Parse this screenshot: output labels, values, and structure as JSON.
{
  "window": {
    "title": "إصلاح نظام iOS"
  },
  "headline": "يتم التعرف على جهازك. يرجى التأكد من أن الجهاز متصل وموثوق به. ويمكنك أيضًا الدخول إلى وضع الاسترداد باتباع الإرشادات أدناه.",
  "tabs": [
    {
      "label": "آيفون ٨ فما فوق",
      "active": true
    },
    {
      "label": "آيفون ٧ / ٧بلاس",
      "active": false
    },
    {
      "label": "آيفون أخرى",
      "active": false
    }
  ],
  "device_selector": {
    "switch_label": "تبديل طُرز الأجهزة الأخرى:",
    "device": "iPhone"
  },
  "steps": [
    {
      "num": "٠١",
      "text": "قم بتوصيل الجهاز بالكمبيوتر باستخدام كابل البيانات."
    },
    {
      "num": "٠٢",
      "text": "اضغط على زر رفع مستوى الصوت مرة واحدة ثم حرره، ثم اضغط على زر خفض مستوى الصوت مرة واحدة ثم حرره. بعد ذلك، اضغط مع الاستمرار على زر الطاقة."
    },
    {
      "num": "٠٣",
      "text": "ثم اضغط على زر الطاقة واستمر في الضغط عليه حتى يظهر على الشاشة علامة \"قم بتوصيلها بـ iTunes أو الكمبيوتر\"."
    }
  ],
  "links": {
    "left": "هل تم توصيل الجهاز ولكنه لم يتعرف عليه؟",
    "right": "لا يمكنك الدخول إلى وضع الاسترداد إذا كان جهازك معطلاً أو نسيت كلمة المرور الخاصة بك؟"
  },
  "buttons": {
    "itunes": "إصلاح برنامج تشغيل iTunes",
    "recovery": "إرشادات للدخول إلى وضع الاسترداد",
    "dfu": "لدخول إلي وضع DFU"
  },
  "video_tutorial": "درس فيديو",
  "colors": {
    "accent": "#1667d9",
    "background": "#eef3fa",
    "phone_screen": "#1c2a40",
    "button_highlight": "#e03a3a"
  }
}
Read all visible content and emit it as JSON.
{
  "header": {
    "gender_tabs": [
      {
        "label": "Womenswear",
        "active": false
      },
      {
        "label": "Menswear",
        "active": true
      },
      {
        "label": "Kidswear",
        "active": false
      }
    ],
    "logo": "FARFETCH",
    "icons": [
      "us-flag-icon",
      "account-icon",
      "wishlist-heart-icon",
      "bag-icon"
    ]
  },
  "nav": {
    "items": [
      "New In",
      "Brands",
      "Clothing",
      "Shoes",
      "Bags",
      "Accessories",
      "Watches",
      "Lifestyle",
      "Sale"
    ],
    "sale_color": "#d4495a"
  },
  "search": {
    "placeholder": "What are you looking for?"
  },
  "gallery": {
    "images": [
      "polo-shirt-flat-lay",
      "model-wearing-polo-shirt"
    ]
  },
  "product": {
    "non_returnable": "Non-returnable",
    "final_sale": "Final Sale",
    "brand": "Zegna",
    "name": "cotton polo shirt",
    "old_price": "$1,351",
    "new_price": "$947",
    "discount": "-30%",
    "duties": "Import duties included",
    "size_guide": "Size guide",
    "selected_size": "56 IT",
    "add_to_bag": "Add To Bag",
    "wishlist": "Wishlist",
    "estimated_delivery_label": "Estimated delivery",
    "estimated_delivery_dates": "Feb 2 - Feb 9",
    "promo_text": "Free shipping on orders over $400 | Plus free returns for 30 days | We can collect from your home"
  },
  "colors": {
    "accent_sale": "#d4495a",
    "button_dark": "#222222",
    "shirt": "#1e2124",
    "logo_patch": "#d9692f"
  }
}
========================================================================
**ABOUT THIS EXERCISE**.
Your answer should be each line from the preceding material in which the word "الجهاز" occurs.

**RESPONSE**.
  "headline": "يتم التعرف على جهازك. يرجى التأكد من أن الجهاز متصل وموثوق به. ويمكنك أيضًا الدخول إلى وضع الاسترداد باتباع الإرشادات أدناه.",
      "text": "قم بتوصيل الجهاز بالكمبيوتر باستخدام كابل البيانات."
    "left": "هل تم توصيل الجهاز ولكنه لم يتعرف عليه؟",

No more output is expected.